● Interface dataset entries
-*-

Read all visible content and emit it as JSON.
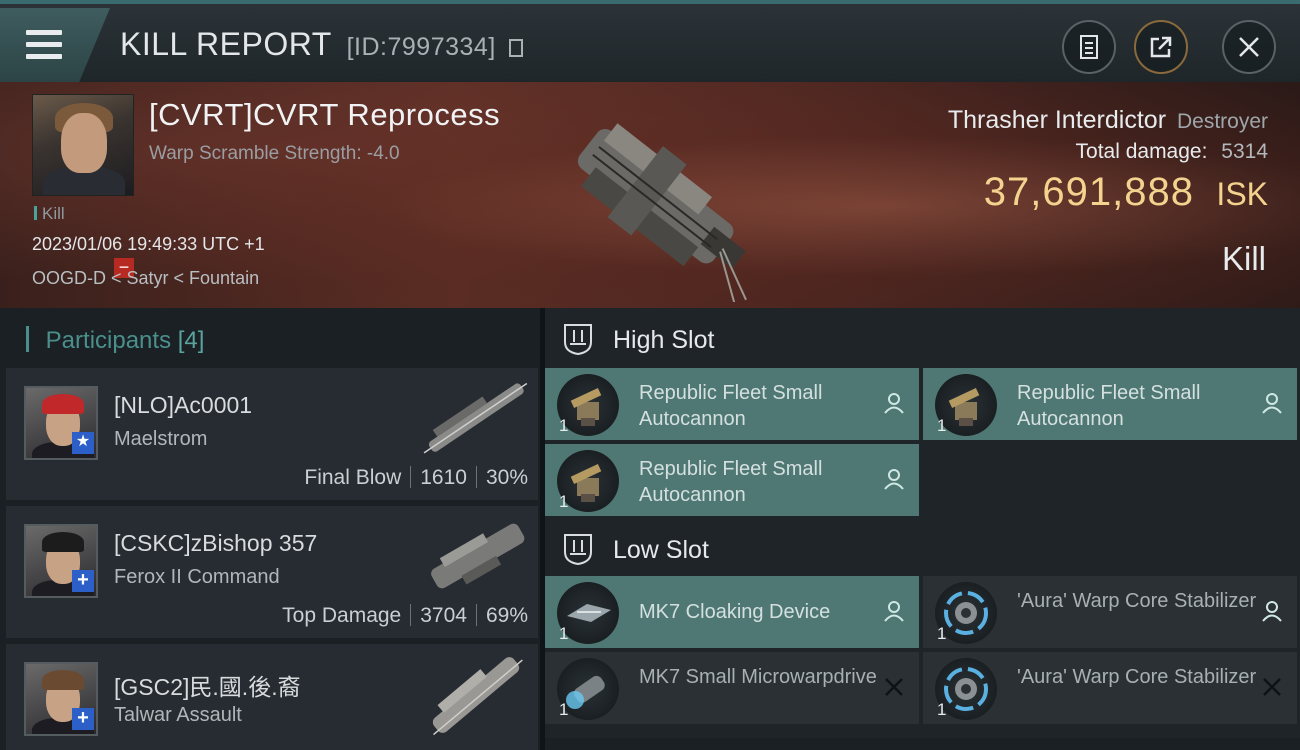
{
  "header": {
    "title": "KILL REPORT",
    "report_id": "[ID:7997334]"
  },
  "victim": {
    "name": "[CVRT]CVRT Reprocess",
    "warp_scramble": "Warp Scramble Strength: -4.0",
    "tag": "Kill",
    "timestamp": "2023/01/06 19:49:33 UTC +1",
    "location": "OOGD-D < Satyr < Fountain",
    "ship_name": "Thrasher Interdictor",
    "ship_class": "Destroyer",
    "damage_label": "Total damage:",
    "damage_value": "5314",
    "isk_value": "37,691,888",
    "isk_unit": "ISK",
    "kill_type": "Kill"
  },
  "participants": {
    "label": "Participants",
    "count": "[4]",
    "items": [
      {
        "name": "[NLO]Ac0001",
        "ship": "Maelstrom",
        "role": "Final Blow",
        "damage": "1610",
        "percent": "30%",
        "hair_color": "#c0282a"
      },
      {
        "name": "[CSKC]zBishop 357",
        "ship": "Ferox II Command",
        "role": "Top Damage",
        "damage": "3704",
        "percent": "69%",
        "hair_color": "#1c1c1c"
      },
      {
        "name": "[GSC2]民.國.後.裔",
        "ship": "Talwar Assault",
        "role": "",
        "damage": "",
        "percent": "",
        "hair_color": "#6a4a30"
      }
    ]
  },
  "fitting": {
    "high_slot": {
      "title": "High Slot",
      "modules": [
        {
          "qty": "1",
          "name": "Republic Fleet Small Autocannon",
          "status": "fitted",
          "icon": "autocannon-icon"
        },
        {
          "qty": "1",
          "name": "Republic Fleet Small Autocannon",
          "status": "fitted",
          "icon": "autocannon-icon"
        },
        {
          "qty": "1",
          "name": "Republic Fleet Small Autocannon",
          "status": "fitted",
          "icon": "autocannon-icon"
        }
      ]
    },
    "low_slot": {
      "title": "Low Slot",
      "modules": [
        {
          "qty": "1",
          "name": "MK7 Cloaking Device",
          "status": "fitted",
          "icon": "cloak-icon"
        },
        {
          "qty": "1",
          "name": "'Aura' Warp Core Stabilizer",
          "status": "fitted",
          "icon": "warp-core-icon"
        },
        {
          "qty": "1",
          "name": "MK7 Small Microwarpdrive",
          "status": "destroyed",
          "icon": "mwd-icon"
        },
        {
          "qty": "1",
          "name": "'Aura' Warp Core Stabilizer",
          "status": "destroyed",
          "icon": "warp-core-icon"
        }
      ]
    }
  },
  "colors": {
    "accent": "#4a8f8c",
    "isk": "#f4d38f",
    "fitted_bg": "#4f7874",
    "lost_bg": "#2a3034",
    "danger": "#b72a22",
    "badge_blue": "#2c5fc8"
  }
}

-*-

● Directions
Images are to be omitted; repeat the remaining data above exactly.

● Output of the exercise
Read all visible content and emit it as JSON.
{
  "header": {
    "title": "KILL REPORT",
    "report_id": "[ID:7997334]"
  },
  "victim": {
    "name": "[CVRT]CVRT Reprocess",
    "warp_scramble": "Warp Scramble Strength: -4.0",
    "tag": "Kill",
    "timestamp": "2023/01/06 19:49:33 UTC +1",
    "location": "OOGD-D < Satyr < Fountain",
    "ship_name": "Thrasher Interdictor",
    "ship_class": "Destroyer",
    "damage_label": "Total damage:",
    "damage_value": "5314",
    "isk_value": "37,691,888",
    "isk_unit": "ISK",
    "kill_type": "Kill"
  },
  "participants": {
    "label": "Participants",
    "count": "[4]",
    "items": [
      {
        "name": "[NLO]Ac0001",
        "ship": "Maelstrom",
        "role": "Final Blow",
        "damage": "1610",
        "percent": "30%",
        "hair_color": "#c0282a"
      },
      {
        "name": "[CSKC]zBishop 357",
        "ship": "Ferox II Command",
        "role": "Top Damage",
        "damage": "3704",
        "percent": "69%",
        "hair_color": "#1c1c1c"
      },
      {
        "name": "[GSC2]民.國.後.裔",
        "ship": "Talwar Assault",
        "role": "",
        "damage": "",
        "percent": "",
        "hair_color": "#6a4a30"
      }
    ]
  },
  "fitting": {
    "high_slot": {
      "title": "High Slot",
      "modules": [
        {
          "qty": "1",
          "name": "Republic Fleet Small Autocannon",
          "status": "fitted",
          "icon": "autocannon-icon"
        },
        {
          "qty": "1",
          "name": "Republic Fleet Small Autocannon",
          "status": "fitted",
          "icon": "autocannon-icon"
        },
        {
          "qty": "1",
          "name": "Republic Fleet Small Autocannon",
          "status": "fitted",
          "icon": "autocannon-icon"
        }
      ]
    },
    "low_slot": {
      "title": "Low Slot",
      "modules": [
        {
          "qty": "1",
          "name": "MK7 Cloaking Device",
          "status": "fitted",
          "icon": "cloak-icon"
        },
        {
          "qty": "1",
          "name": "'Aura' Warp Core Stabilizer",
          "status": "fitted",
          "icon": "warp-core-icon"
        },
        {
          "qty": "1",
          "name": "MK7 Small Microwarpdrive",
          "status": "destroyed",
          "icon": "mwd-icon"
        },
        {
          "qty": "1",
          "name": "'Aura' Warp Core Stabilizer",
          "status": "destroyed",
          "icon": "warp-core-icon"
        }
      ]
    }
  },
  "colors": {
    "accent": "#4a8f8c",
    "isk": "#f4d38f",
    "fitted_bg": "#4f7874",
    "lost_bg": "#2a3034",
    "danger": "#b72a22",
    "badge_blue": "#2c5fc8"
  }
}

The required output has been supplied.